Chevron Corp. is shrinking its staff from its crude-oil refining and marketing segments by more than 20% as fuel demand remains low, The Wall Street Journal reported.
Some 2,000 workers were laid off in 2009, and an equal number of layoffs are ahead this year and more are expected to continue in 2011. In 2008, Chevron, of San Ramon, Calif., had 19,000 people employed in that segment.
In January, the company announced it planned to reduce its staff, but specific figures recently emerged.
“Market conditions are likely to be difficult for the next several years,” Mike Wirth, Chevron’s executive vice president for global downstream, said in a prepared statement. “We intend to further concentrate our downstream portfolio in North America and Asia-Pacific.”
Chevron said it’s planning to ask for bids for some assets in Europe, including the Pembroke refinery in Wales. It also intends to sell its lubricants and marketing business in some parts of Central America and the Caribbean. Operations in Hawaii and Africa, outside of South Africa, will be reviewed, the Wall Street Journal reported.

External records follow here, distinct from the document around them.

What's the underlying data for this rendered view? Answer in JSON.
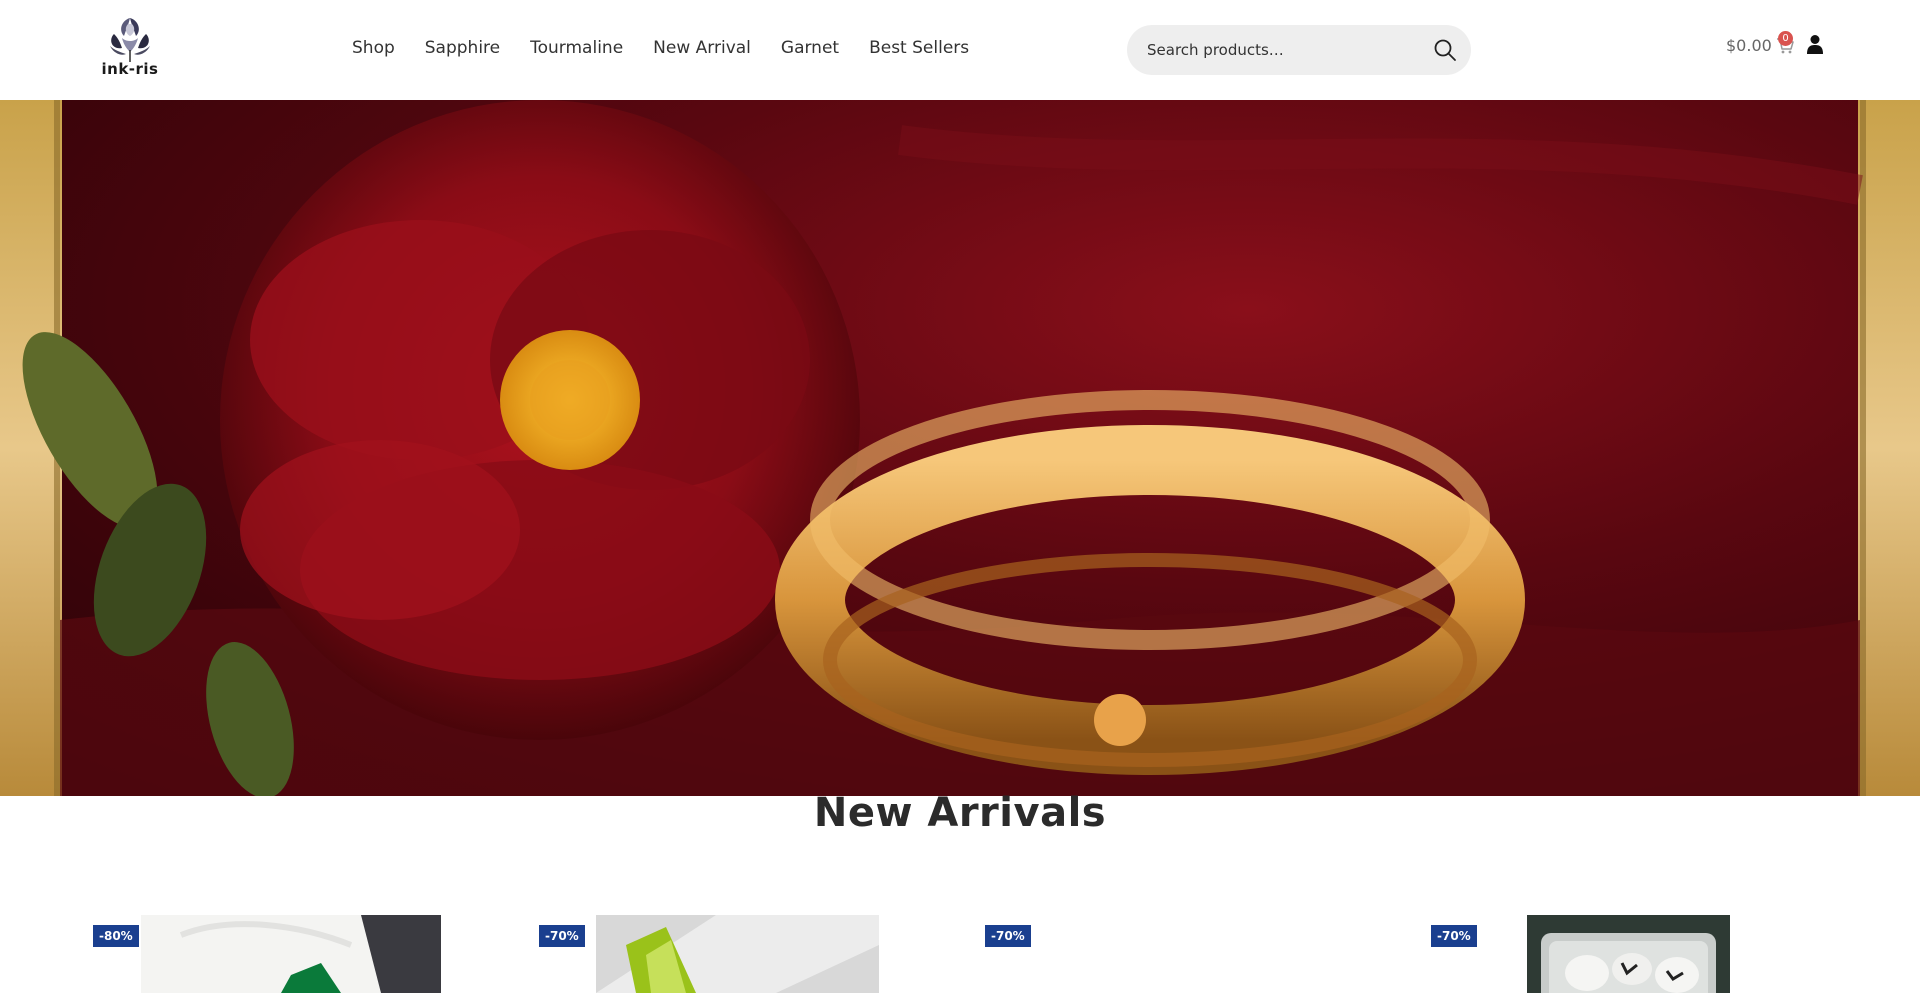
{
  "brand": {
    "name": "ink-ris"
  },
  "nav": {
    "items": [
      {
        "label": "Shop"
      },
      {
        "label": "Sapphire"
      },
      {
        "label": "Tourmaline"
      },
      {
        "label": "New Arrival"
      },
      {
        "label": "Garnet"
      },
      {
        "label": "Best Sellers"
      }
    ]
  },
  "search": {
    "placeholder": "Search products…",
    "icon": "search-icon"
  },
  "cart": {
    "amount": "$0.00",
    "count": "0",
    "icon": "cart-icon"
  },
  "account": {
    "icon": "user-icon"
  },
  "hero": {
    "description_icon": "hero-banner-image"
  },
  "new_arrivals": {
    "title": "New Arrivals",
    "products": [
      {
        "badge": "-80%"
      },
      {
        "badge": "-70%"
      },
      {
        "badge": "-70%"
      },
      {
        "badge": "-70%"
      }
    ]
  },
  "colors": {
    "badge_blue": "#1a3f8f",
    "cart_badge_red": "#d9534f"
  }
}
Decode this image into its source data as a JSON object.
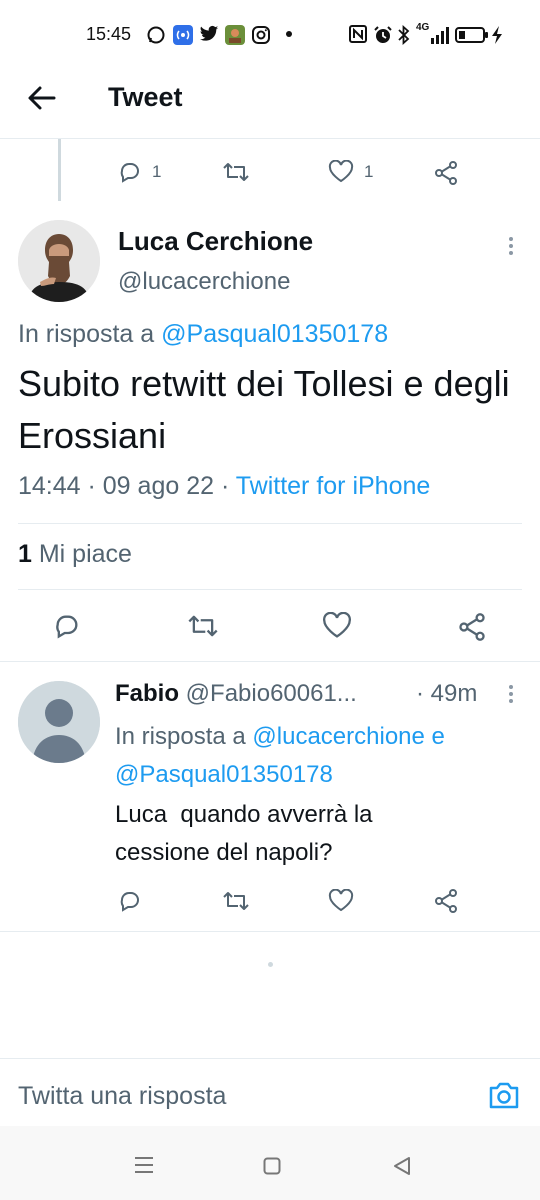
{
  "status_bar": {
    "time": "15:45",
    "network": "4G",
    "icons": [
      "whatsapp-icon",
      "hotspot-icon",
      "twitter-icon",
      "app-icon",
      "instagram-icon",
      "dot-icon",
      "nfc-icon",
      "alarm-icon",
      "bluetooth-icon",
      "signal-icon",
      "battery-icon",
      "charging-icon"
    ]
  },
  "header": {
    "title": "Tweet"
  },
  "parent_actions": {
    "reply_count": "1",
    "like_count": "1"
  },
  "main_tweet": {
    "name": "Luca Cerchione",
    "handle": "@lucacerchione",
    "reply_prefix": "In risposta a ",
    "reply_to": "@Pasqual01350178",
    "text": "Subito retwitt dei Tollesi e degli Erossiani",
    "time": "14:44",
    "date": "09 ago 22",
    "source": "Twitter for iPhone",
    "likes_count": "1",
    "likes_label": "Mi piace"
  },
  "reply": {
    "name": "Fabio",
    "handle": "@Fabio60061...",
    "time": "· 49m",
    "reply_prefix": "In risposta a ",
    "reply_to_1": "@lucacerchione",
    "reply_joiner": " e",
    "reply_to_2": "@Pasqual01350178",
    "text_line1": "Luca  quando avverrà la",
    "text_line2": "cessione del napoli?"
  },
  "compose": {
    "placeholder": "Twitta una risposta"
  },
  "colors": {
    "accent": "#1d9bf0",
    "muted": "#536471",
    "text": "#0f1419",
    "border": "#e6ecf0"
  }
}
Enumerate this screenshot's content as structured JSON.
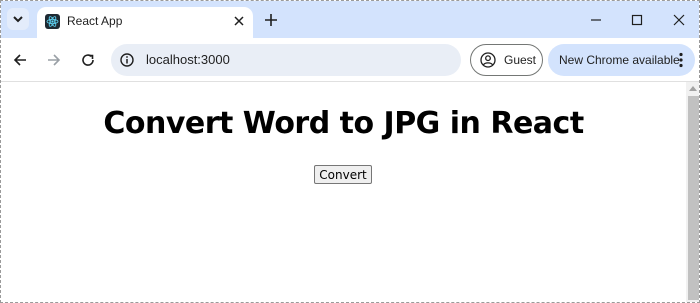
{
  "tab": {
    "title": "React App"
  },
  "omnibox": {
    "url": "localhost:3000"
  },
  "profile": {
    "label": "Guest"
  },
  "update": {
    "label": "New Chrome available"
  },
  "page": {
    "heading": "Convert Word to JPG in React",
    "button_label": "Convert"
  },
  "colors": {
    "tabstrip": "#d3e3fd",
    "omnibox": "#e9eef6",
    "update_chip": "#d3e3fd",
    "react_logo": "#61dafb"
  },
  "icons": {
    "tab_search": "chevron-down-icon",
    "favicon": "react-logo-icon",
    "tab_close": "close-icon",
    "new_tab": "plus-icon",
    "minimize": "minimize-icon",
    "maximize": "maximize-icon",
    "close_window": "close-icon",
    "back": "back-arrow-icon",
    "forward": "forward-arrow-icon",
    "reload": "reload-icon",
    "site_info": "info-icon",
    "profile": "person-icon",
    "menu": "more-vert-icon"
  }
}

The company’s cost-cutting steps should give profits a needed push this year and move margins back to the double digits by 2012. In the fourth quarter of 2009, Chevron lost $613 million in its downstream segment, compared with a $2.1 billion profit during the same period in 2008.
“We don’t contemplate closing refineries,” said Chevron Chief Executive John Watson. “Our refineries are competitive, but the industry conditions are difficult. Over time, we think returns will be competitive again.”
In its exploration and production segment, Chevron reported its output would grow about 1% through 2014; 4-5% from 2014 to 2017; and about 3% beyond 2017. The company reaffirmed its 2010 capital expenditure budget will be $21.6 billion, 2.7% lower than a year ago.